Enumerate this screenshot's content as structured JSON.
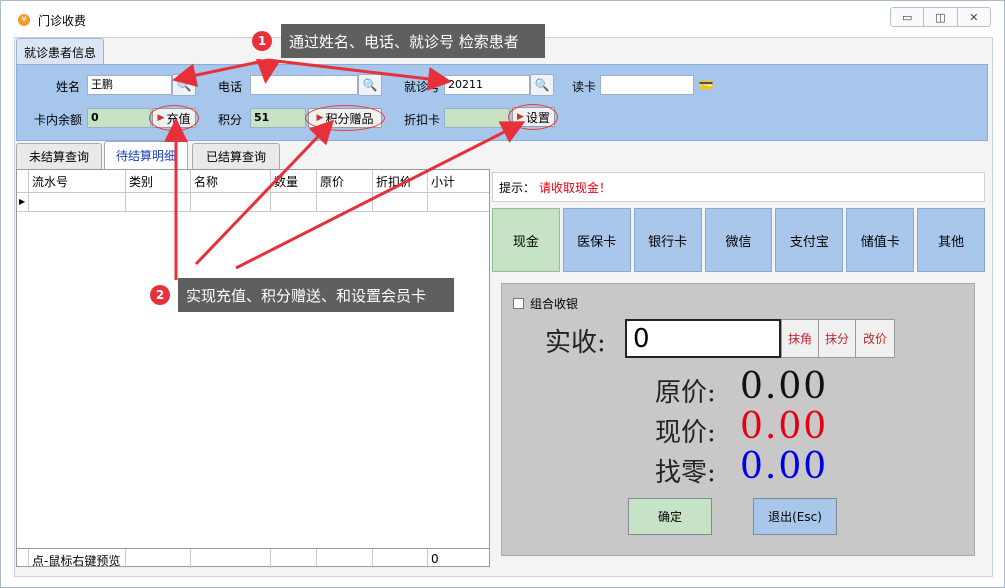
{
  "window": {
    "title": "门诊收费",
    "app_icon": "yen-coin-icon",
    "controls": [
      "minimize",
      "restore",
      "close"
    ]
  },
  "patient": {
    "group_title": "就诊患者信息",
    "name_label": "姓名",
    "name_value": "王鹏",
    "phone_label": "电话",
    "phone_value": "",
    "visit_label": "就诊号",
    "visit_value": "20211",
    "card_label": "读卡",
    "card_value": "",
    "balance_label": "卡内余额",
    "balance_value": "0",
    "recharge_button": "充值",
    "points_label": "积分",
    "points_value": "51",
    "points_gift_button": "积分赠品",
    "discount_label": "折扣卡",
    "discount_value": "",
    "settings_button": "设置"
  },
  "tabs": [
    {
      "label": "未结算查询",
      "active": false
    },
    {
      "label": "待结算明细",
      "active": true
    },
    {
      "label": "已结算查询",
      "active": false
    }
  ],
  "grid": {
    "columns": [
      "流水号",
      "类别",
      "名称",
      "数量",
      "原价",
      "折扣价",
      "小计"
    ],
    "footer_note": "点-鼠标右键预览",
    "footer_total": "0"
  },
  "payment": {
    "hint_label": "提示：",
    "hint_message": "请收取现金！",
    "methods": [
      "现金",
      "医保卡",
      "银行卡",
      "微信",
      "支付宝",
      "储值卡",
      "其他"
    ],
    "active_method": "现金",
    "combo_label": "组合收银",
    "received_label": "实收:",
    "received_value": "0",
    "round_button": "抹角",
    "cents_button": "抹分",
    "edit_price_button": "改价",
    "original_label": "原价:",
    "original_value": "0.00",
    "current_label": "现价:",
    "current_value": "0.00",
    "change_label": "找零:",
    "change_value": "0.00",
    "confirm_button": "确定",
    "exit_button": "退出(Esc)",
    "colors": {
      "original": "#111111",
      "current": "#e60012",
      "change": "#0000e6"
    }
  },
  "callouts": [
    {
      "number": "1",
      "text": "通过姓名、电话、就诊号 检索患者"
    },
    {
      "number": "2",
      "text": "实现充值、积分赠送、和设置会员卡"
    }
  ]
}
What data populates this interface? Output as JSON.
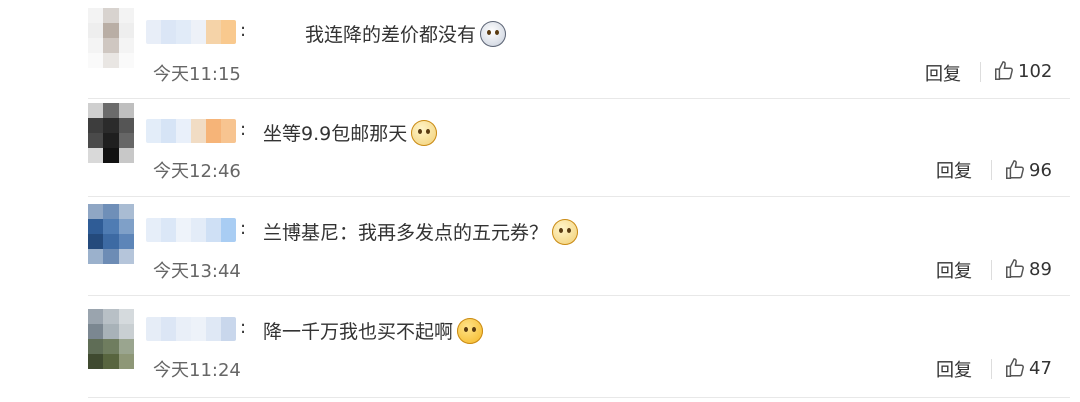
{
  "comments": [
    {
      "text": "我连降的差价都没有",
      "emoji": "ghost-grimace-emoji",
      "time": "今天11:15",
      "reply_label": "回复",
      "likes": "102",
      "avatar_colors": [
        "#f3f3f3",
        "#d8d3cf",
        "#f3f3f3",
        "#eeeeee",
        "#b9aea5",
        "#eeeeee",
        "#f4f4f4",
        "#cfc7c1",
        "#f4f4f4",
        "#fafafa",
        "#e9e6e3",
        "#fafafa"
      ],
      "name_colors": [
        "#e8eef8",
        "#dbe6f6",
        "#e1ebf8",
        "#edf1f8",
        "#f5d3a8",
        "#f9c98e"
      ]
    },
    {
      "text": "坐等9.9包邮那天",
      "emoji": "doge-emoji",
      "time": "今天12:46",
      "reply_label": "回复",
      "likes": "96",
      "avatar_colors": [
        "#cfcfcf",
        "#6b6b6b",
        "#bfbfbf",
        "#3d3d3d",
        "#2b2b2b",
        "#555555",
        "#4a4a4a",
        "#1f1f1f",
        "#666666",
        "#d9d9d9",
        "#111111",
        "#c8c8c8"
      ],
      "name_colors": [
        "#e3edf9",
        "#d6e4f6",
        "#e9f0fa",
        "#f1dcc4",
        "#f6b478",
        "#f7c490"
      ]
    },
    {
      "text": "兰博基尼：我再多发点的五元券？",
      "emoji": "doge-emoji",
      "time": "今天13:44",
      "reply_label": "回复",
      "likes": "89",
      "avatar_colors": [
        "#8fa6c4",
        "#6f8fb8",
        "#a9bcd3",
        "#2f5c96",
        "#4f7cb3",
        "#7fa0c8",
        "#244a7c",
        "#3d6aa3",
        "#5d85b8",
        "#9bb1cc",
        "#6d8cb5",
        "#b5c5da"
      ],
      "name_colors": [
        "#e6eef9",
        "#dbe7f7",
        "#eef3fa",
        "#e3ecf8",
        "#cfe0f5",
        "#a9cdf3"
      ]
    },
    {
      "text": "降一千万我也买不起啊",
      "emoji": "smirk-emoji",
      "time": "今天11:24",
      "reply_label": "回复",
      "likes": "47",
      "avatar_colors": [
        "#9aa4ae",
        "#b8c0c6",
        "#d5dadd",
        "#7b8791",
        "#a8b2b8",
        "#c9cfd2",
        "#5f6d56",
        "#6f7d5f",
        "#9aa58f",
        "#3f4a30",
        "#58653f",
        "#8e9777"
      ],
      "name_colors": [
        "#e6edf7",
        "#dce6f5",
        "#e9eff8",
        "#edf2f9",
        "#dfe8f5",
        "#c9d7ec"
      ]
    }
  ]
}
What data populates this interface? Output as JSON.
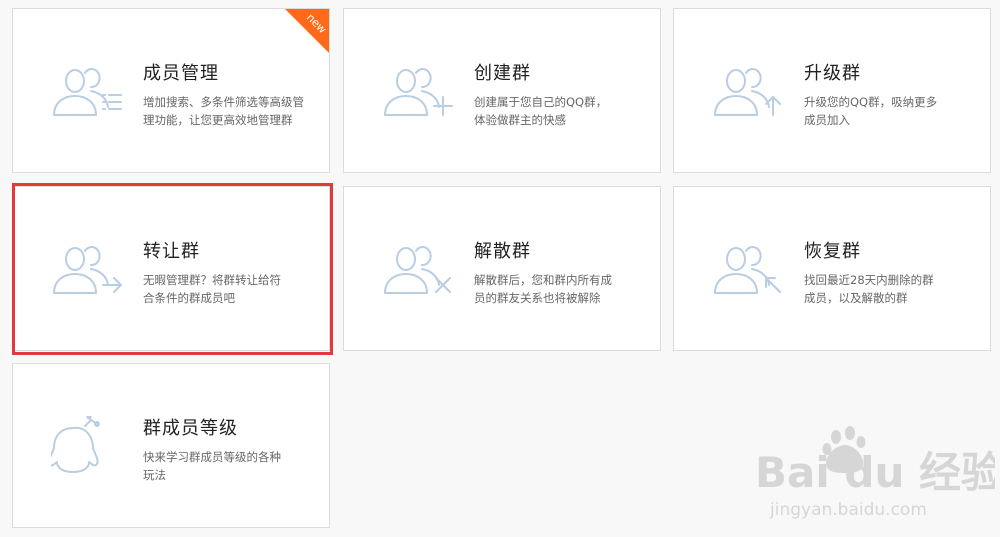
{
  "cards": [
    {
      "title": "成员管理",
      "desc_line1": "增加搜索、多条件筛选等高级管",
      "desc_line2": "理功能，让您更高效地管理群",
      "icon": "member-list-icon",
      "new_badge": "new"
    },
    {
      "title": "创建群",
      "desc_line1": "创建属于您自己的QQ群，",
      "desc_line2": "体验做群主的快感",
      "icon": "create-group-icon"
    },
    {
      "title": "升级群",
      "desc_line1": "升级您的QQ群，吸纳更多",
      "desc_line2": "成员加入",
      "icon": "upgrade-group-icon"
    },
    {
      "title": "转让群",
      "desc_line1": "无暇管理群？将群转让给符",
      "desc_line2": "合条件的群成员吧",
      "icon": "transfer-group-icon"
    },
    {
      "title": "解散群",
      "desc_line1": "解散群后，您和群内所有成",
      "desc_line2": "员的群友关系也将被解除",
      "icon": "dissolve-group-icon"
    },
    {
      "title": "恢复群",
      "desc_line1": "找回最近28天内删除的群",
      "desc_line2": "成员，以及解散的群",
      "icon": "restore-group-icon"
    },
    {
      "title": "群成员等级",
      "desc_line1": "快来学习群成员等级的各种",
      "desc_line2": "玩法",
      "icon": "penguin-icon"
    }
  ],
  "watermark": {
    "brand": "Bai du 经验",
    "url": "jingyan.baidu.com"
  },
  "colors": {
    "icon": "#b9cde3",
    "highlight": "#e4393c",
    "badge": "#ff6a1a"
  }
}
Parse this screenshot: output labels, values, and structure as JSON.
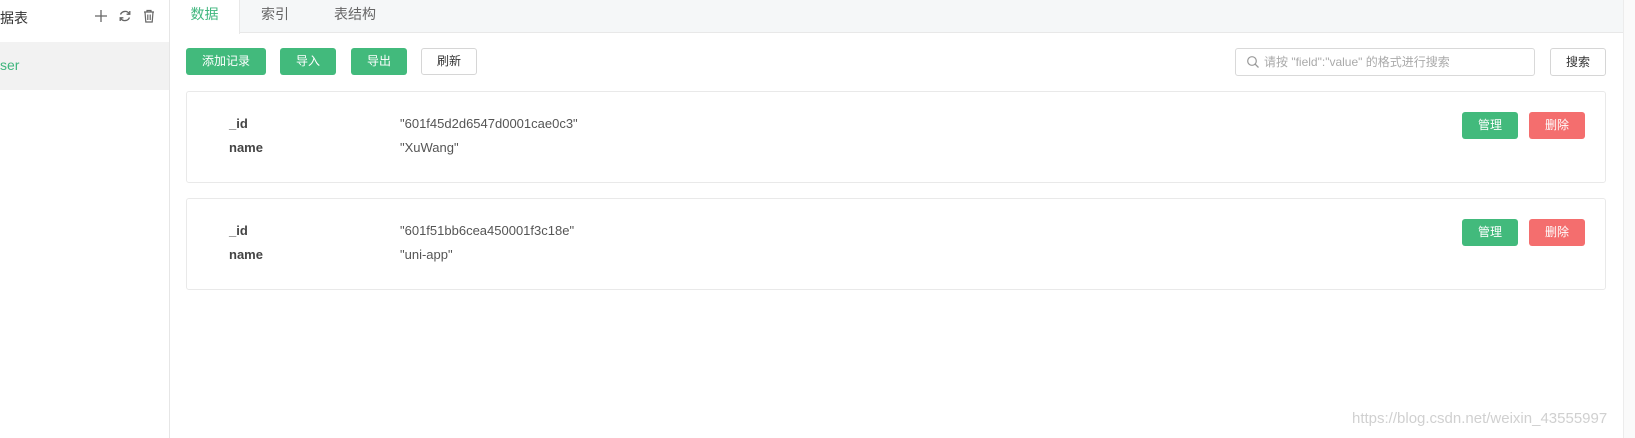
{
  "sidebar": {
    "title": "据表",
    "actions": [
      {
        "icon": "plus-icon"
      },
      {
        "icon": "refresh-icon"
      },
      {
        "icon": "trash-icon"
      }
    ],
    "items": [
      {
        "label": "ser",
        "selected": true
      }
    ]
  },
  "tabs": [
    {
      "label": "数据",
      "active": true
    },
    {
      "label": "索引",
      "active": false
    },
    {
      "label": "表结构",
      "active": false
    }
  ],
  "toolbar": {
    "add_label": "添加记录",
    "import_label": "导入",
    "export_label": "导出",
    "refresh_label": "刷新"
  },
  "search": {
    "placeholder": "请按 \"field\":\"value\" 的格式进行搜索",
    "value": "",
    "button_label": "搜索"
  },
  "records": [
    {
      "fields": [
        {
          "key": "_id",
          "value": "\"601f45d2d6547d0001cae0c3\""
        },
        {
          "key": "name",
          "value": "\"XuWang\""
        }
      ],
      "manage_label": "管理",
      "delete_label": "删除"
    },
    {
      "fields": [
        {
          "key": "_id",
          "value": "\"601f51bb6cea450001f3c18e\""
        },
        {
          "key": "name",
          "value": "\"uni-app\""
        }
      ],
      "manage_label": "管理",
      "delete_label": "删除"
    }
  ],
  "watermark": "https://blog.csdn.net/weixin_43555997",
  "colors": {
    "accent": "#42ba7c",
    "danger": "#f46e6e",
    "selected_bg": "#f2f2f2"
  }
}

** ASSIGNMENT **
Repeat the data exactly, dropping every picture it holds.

** SOLUTION TO THE EXERCISE **
Enumerate this screenshot's content as structured JSON.
{
  "window": {
    "title": "门诊收费",
    "app_icon": "yen-coin-icon",
    "controls": [
      "minimize",
      "restore",
      "close"
    ]
  },
  "patient": {
    "group_title": "就诊患者信息",
    "name_label": "姓名",
    "name_value": "王鹏",
    "phone_label": "电话",
    "phone_value": "",
    "visit_label": "就诊号",
    "visit_value": "20211",
    "card_label": "读卡",
    "card_value": "",
    "balance_label": "卡内余额",
    "balance_value": "0",
    "recharge_button": "充值",
    "points_label": "积分",
    "points_value": "51",
    "points_gift_button": "积分赠品",
    "discount_label": "折扣卡",
    "discount_value": "",
    "settings_button": "设置"
  },
  "tabs": [
    {
      "label": "未结算查询",
      "active": false
    },
    {
      "label": "待结算明细",
      "active": true
    },
    {
      "label": "已结算查询",
      "active": false
    }
  ],
  "grid": {
    "columns": [
      "流水号",
      "类别",
      "名称",
      "数量",
      "原价",
      "折扣价",
      "小计"
    ],
    "footer_note": "点-鼠标右键预览",
    "footer_total": "0"
  },
  "payment": {
    "hint_label": "提示：",
    "hint_message": "请收取现金！",
    "methods": [
      "现金",
      "医保卡",
      "银行卡",
      "微信",
      "支付宝",
      "储值卡",
      "其他"
    ],
    "active_method": "现金",
    "combo_label": "组合收银",
    "received_label": "实收:",
    "received_value": "0",
    "round_button": "抹角",
    "cents_button": "抹分",
    "edit_price_button": "改价",
    "original_label": "原价:",
    "original_value": "0.00",
    "current_label": "现价:",
    "current_value": "0.00",
    "change_label": "找零:",
    "change_value": "0.00",
    "confirm_button": "确定",
    "exit_button": "退出(Esc)",
    "colors": {
      "original": "#111111",
      "current": "#e60012",
      "change": "#0000e6"
    }
  },
  "callouts": [
    {
      "number": "1",
      "text": "通过姓名、电话、就诊号 检索患者"
    },
    {
      "number": "2",
      "text": "实现充值、积分赠送、和设置会员卡"
    }
  ]
}
What data populates this interface? Output as JSON.
{
  "comments": [
    {
      "text": "我连降的差价都没有",
      "emoji": "ghost-grimace-emoji",
      "time": "今天11:15",
      "reply_label": "回复",
      "likes": "102",
      "avatar_colors": [
        "#f3f3f3",
        "#d8d3cf",
        "#f3f3f3",
        "#eeeeee",
        "#b9aea5",
        "#eeeeee",
        "#f4f4f4",
        "#cfc7c1",
        "#f4f4f4",
        "#fafafa",
        "#e9e6e3",
        "#fafafa"
      ],
      "name_colors": [
        "#e8eef8",
        "#dbe6f6",
        "#e1ebf8",
        "#edf1f8",
        "#f5d3a8",
        "#f9c98e"
      ]
    },
    {
      "text": "坐等9.9包邮那天",
      "emoji": "doge-emoji",
      "time": "今天12:46",
      "reply_label": "回复",
      "likes": "96",
      "avatar_colors": [
        "#cfcfcf",
        "#6b6b6b",
        "#bfbfbf",
        "#3d3d3d",
        "#2b2b2b",
        "#555555",
        "#4a4a4a",
        "#1f1f1f",
        "#666666",
        "#d9d9d9",
        "#111111",
        "#c8c8c8"
      ],
      "name_colors": [
        "#e3edf9",
        "#d6e4f6",
        "#e9f0fa",
        "#f1dcc4",
        "#f6b478",
        "#f7c490"
      ]
    },
    {
      "text": "兰博基尼：我再多发点的五元券？",
      "emoji": "doge-emoji",
      "time": "今天13:44",
      "reply_label": "回复",
      "likes": "89",
      "avatar_colors": [
        "#8fa6c4",
        "#6f8fb8",
        "#a9bcd3",
        "#2f5c96",
        "#4f7cb3",
        "#7fa0c8",
        "#244a7c",
        "#3d6aa3",
        "#5d85b8",
        "#9bb1cc",
        "#6d8cb5",
        "#b5c5da"
      ],
      "name_colors": [
        "#e6eef9",
        "#dbe7f7",
        "#eef3fa",
        "#e3ecf8",
        "#cfe0f5",
        "#a9cdf3"
      ]
    },
    {
      "text": "降一千万我也买不起啊",
      "emoji": "smirk-emoji",
      "time": "今天11:24",
      "reply_label": "回复",
      "likes": "47",
      "avatar_colors": [
        "#9aa4ae",
        "#b8c0c6",
        "#d5dadd",
        "#7b8791",
        "#a8b2b8",
        "#c9cfd2",
        "#5f6d56",
        "#6f7d5f",
        "#9aa58f",
        "#3f4a30",
        "#58653f",
        "#8e9777"
      ],
      "name_colors": [
        "#e6edf7",
        "#dce6f5",
        "#e9eff8",
        "#edf2f9",
        "#dfe8f5",
        "#c9d7ec"
      ]
    }
  ]
}
What data populates this interface? Output as JSON.
{
  "cards": [
    {
      "title": "成员管理",
      "desc_line1": "增加搜索、多条件筛选等高级管",
      "desc_line2": "理功能，让您更高效地管理群",
      "icon": "member-list-icon",
      "new_badge": "new"
    },
    {
      "title": "创建群",
      "desc_line1": "创建属于您自己的QQ群，",
      "desc_line2": "体验做群主的快感",
      "icon": "create-group-icon"
    },
    {
      "title": "升级群",
      "desc_line1": "升级您的QQ群，吸纳更多",
      "desc_line2": "成员加入",
      "icon": "upgrade-group-icon"
    },
    {
      "title": "转让群",
      "desc_line1": "无暇管理群？将群转让给符",
      "desc_line2": "合条件的群成员吧",
      "icon": "transfer-group-icon"
    },
    {
      "title": "解散群",
      "desc_line1": "解散群后，您和群内所有成",
      "desc_line2": "员的群友关系也将被解除",
      "icon": "dissolve-group-icon"
    },
    {
      "title": "恢复群",
      "desc_line1": "找回最近28天内删除的群",
      "desc_line2": "成员，以及解散的群",
      "icon": "restore-group-icon"
    },
    {
      "title": "群成员等级",
      "desc_line1": "快来学习群成员等级的各种",
      "desc_line2": "玩法",
      "icon": "penguin-icon"
    }
  ],
  "watermark": {
    "brand": "Bai du 经验",
    "url": "jingyan.baidu.com"
  },
  "colors": {
    "icon": "#b9cde3",
    "highlight": "#e4393c",
    "badge": "#ff6a1a"
  }
}
Parse this screenshot: output labels, values, and structure as JSON.
{
  "sidebar": {
    "title": "据表",
    "actions": [
      {
        "icon": "plus-icon"
      },
      {
        "icon": "refresh-icon"
      },
      {
        "icon": "trash-icon"
      }
    ],
    "items": [
      {
        "label": "ser",
        "selected": true
      }
    ]
  },
  "tabs": [
    {
      "label": "数据",
      "active": true
    },
    {
      "label": "索引",
      "active": false
    },
    {
      "label": "表结构",
      "active": false
    }
  ],
  "toolbar": {
    "add_label": "添加记录",
    "import_label": "导入",
    "export_label": "导出",
    "refresh_label": "刷新"
  },
  "search": {
    "placeholder": "请按 \"field\":\"value\" 的格式进行搜索",
    "value": "",
    "button_label": "搜索"
  },
  "records": [
    {
      "fields": [
        {
          "key": "_id",
          "value": "\"601f45d2d6547d0001cae0c3\""
        },
        {
          "key": "name",
          "value": "\"XuWang\""
        }
      ],
      "manage_label": "管理",
      "delete_label": "删除"
    },
    {
      "fields": [
        {
          "key": "_id",
          "value": "\"601f51bb6cea450001f3c18e\""
        },
        {
          "key": "name",
          "value": "\"uni-app\""
        }
      ],
      "manage_label": "管理",
      "delete_label": "删除"
    }
  ],
  "watermark": "https://blog.csdn.net/weixin_43555997",
  "colors": {
    "accent": "#42ba7c",
    "danger": "#f46e6e",
    "selected_bg": "#f2f2f2"
  }
}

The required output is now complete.